Internet access in libraries: In this article, it is mentioned that the federal government documented a range of disparities regarding access to the internet in terms of geographic location, race, income, and other factors. Studies show that there are still significant disparities across public libraries' access to internet in terms of geography and connectivity levels. Specifically, rural public libraries are much more likely to have lower levels of broadband connectivity than urban and suburban libraries. Rural areas also have access to lower connection speeds. Additionally, 85% of libraries have inadequate number of workstations to meet their demand

Role of libraries as e-government access points: "e-government" refers to an increasingly important connection between citizens and the government using online websites to transmit government information and services. This is important because as more and more information from the government is available exclusively online, there needs to be sufficient ways for every citizen to access them (and thus, the internet)

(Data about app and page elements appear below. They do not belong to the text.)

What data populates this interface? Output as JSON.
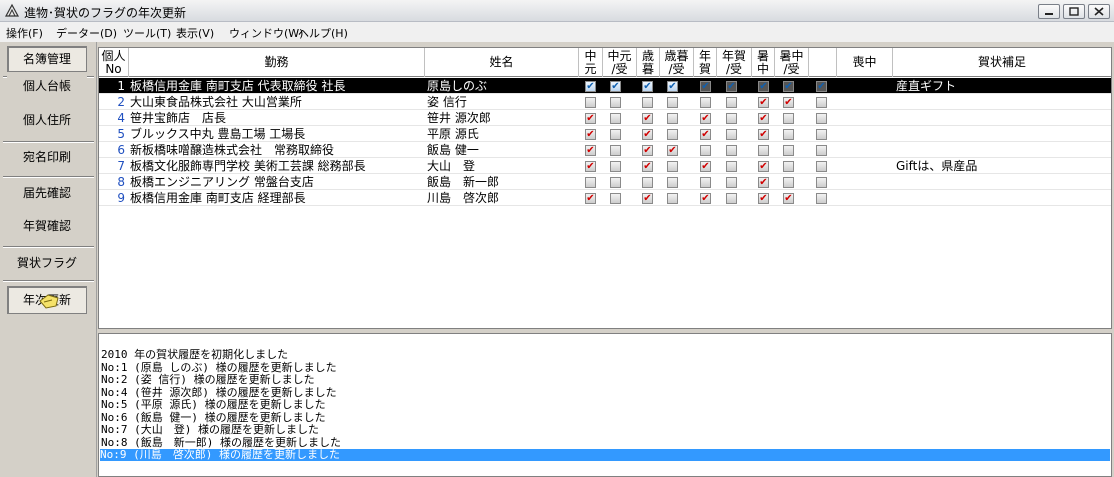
{
  "window": {
    "title": "進物･賀状のフラグの年次更新"
  },
  "menu": [
    "操作(F)",
    "データー(D)",
    "ツール(T)",
    "表示(V)",
    "ウィンドウ(W)",
    "ヘルプ(H)"
  ],
  "sidebar": [
    "名簿管理",
    "個人台帳",
    "個人住所",
    "宛名印刷",
    "届先確認",
    "年賀確認",
    "賀状フラグ",
    "年次更新"
  ],
  "columns": {
    "no": "個人No",
    "work": "勤務",
    "name": "姓名",
    "flags": [
      "中元",
      "中元/受",
      "歳暮",
      "歳暮/受",
      "年賀",
      "年賀/受",
      "暑中",
      "暑中/受"
    ],
    "mourn": "喪中",
    "note": "賀状補足"
  },
  "rows": [
    {
      "no": "1",
      "work": "板橋信用金庫 南町支店 代表取締役 社長",
      "name": "原島しのぶ",
      "flags": [
        true,
        true,
        true,
        true,
        false,
        false,
        false,
        false
      ],
      "mourn": false,
      "note": "産直ギフト",
      "selected": true
    },
    {
      "no": "2",
      "work": "大山東食品株式会社 大山営業所",
      "name": "姿 信行",
      "flags": [
        false,
        false,
        false,
        false,
        false,
        false,
        true,
        true
      ],
      "mourn": false,
      "note": ""
    },
    {
      "no": "4",
      "work": "笹井宝飾店　店長",
      "name": "笹井 源次郎",
      "flags": [
        true,
        false,
        true,
        false,
        true,
        false,
        true,
        false
      ],
      "mourn": false,
      "note": ""
    },
    {
      "no": "5",
      "work": "ブルックス中丸 豊島工場 工場長",
      "name": "平原 源氏",
      "flags": [
        true,
        false,
        true,
        false,
        true,
        false,
        true,
        false
      ],
      "mourn": false,
      "note": ""
    },
    {
      "no": "6",
      "work": "新板橋味噌醸造株式会社　常務取締役",
      "name": "飯島 健一",
      "flags": [
        true,
        false,
        true,
        true,
        false,
        false,
        false,
        false
      ],
      "mourn": false,
      "note": ""
    },
    {
      "no": "7",
      "work": "板橋文化服飾専門学校 美術工芸課 総務部長",
      "name": "大山　登",
      "flags": [
        true,
        false,
        true,
        false,
        true,
        false,
        true,
        false
      ],
      "mourn": false,
      "note": "Giftは、県産品"
    },
    {
      "no": "8",
      "work": "板橋エンジニアリング 常盤台支店",
      "name": "飯島　新一郎",
      "flags": [
        false,
        false,
        false,
        false,
        false,
        false,
        true,
        false
      ],
      "mourn": false,
      "note": ""
    },
    {
      "no": "9",
      "work": "板橋信用金庫 南町支店 経理部長",
      "name": "川島　啓次郎",
      "flags": [
        true,
        false,
        true,
        false,
        true,
        false,
        true,
        true
      ],
      "mourn": false,
      "note": ""
    }
  ],
  "log": [
    "2010 年の賀状履歴を初期化しました",
    "No:1 (原島 しのぶ) 様の履歴を更新しました",
    "No:2 (姿 信行) 様の履歴を更新しました",
    "No:4 (笹井 源次郎) 様の履歴を更新しました",
    "No:5 (平原 源氏) 様の履歴を更新しました",
    "No:6 (飯島 健一) 様の履歴を更新しました",
    "No:7 (大山　登) 様の履歴を更新しました",
    "No:8 (飯島　新一郎) 様の履歴を更新しました",
    "No:9 (川島　啓次郎) 様の履歴を更新しました"
  ]
}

The complexities of funding internet access:The internet is not a one time purchase - it is an investment that requires ongoing expenses for service fees, updates, etc. yet many libraries have no financial plans for upgrades and so it is difficult to continue providing sufficient internet resources

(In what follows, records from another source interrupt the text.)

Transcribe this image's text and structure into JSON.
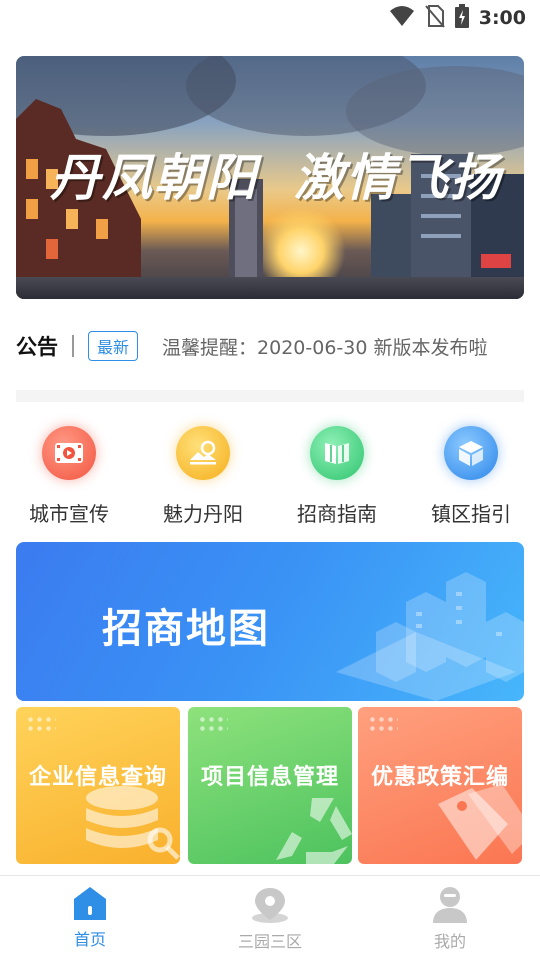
{
  "status_bar": {
    "time": "3:00",
    "icons": [
      "wifi-icon",
      "no-sim-icon",
      "battery-charging-icon"
    ]
  },
  "banner": {
    "title_left": "丹凤朝阳",
    "title_right": "激情飞扬"
  },
  "notice": {
    "label": "公告",
    "badge": "最新",
    "text": "温馨提醒：2020-06-30 新版本发布啦"
  },
  "quick_nav": [
    {
      "label": "城市宣传",
      "icon": "video-icon",
      "color": "#f2553f"
    },
    {
      "label": "魅力丹阳",
      "icon": "landscape-icon",
      "color": "#f5ae1a"
    },
    {
      "label": "招商指南",
      "icon": "book-icon",
      "color": "#2ec46f"
    },
    {
      "label": "镇区指引",
      "icon": "cube-icon",
      "color": "#2c86ea"
    }
  ],
  "map_banner": {
    "title": "招商地图"
  },
  "cards": [
    {
      "label": "企业信息查询",
      "icon": "database-search-icon"
    },
    {
      "label": "项目信息管理",
      "icon": "recycle-triangle-icon"
    },
    {
      "label": "优惠政策汇编",
      "icon": "price-tag-icon"
    }
  ],
  "tab_bar": [
    {
      "label": "首页",
      "icon": "home-icon",
      "active": true
    },
    {
      "label": "三园三区",
      "icon": "location-pin-icon",
      "active": false
    },
    {
      "label": "我的",
      "icon": "user-icon",
      "active": false
    }
  ],
  "colors": {
    "accent": "#2f8ee6"
  }
}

The impacts and contradictions of filtering: Filters on public access workstations limit access to the internet which inhibits the way users rely on the library. Many general health sites cannot be accessed through filters, as well as other relevant information library users may want to research. The purpose of these filters is for children, so they can be taken off upon request but many librarians do not know how to take them off or it requires a written request by the person who wants to view blocked information. This causes problems because people may be embarrassed about the information they need to view, or are simply turned off by the presence of filters and just leave instead of getting the information they need. Futhermore, libraries that chose not to have filters can be denied discounts on internet services and federal funding.

The chilling effect of homeland security: Patriot Act that was enforced post-September 11 allows for all information on what library users check out, search on the internet, etc to be saved and viewed by the government. This can also make library users wary of using the internet etc for fear of being questioned about such material.

Other issues mentioned: need for training (for seniors, patrons without internet access at home, and adults seeking continuing education), sources of funding for technology, and questions of public policy

Bishop: What were the information needs of the members of this community? What were some of the barriers they faced?
The information needs related to health, parenting, leisure activities, and employment opportunities. Computer use appeared to be driven by the external demands of particular work, school or other task requirements. The barriers faced by this community involve not having a computer in their homes, or having one that was broken or outdated. Computers could be accessed at some schools but only for specific assignments or during allotted times. Of the small portion of homes that owned computers, many were not networked. As a result, the majority of this community had very limited computer experience. Since many residents did not have their own computers, if they wanted to use the internet they had limited options - one of which includes using public libraries. This means their use is limited by rules, the resources available at the library, filters, etc.

Central theme

A central theme I've gathered from the readings (specifically from Bishop and Servon) is that partnerships and collaboration are needed if we ever want to close the digital divide.

Servon mentions that increasing CTC availability is one of the most important things we can do. He recognizes that size and sustainability problems will arise when doing this. Partnerships is the way we can overcome these problems. Also, collaboration with schools and organizations is a necessesity.

Good luck on the final exam everyone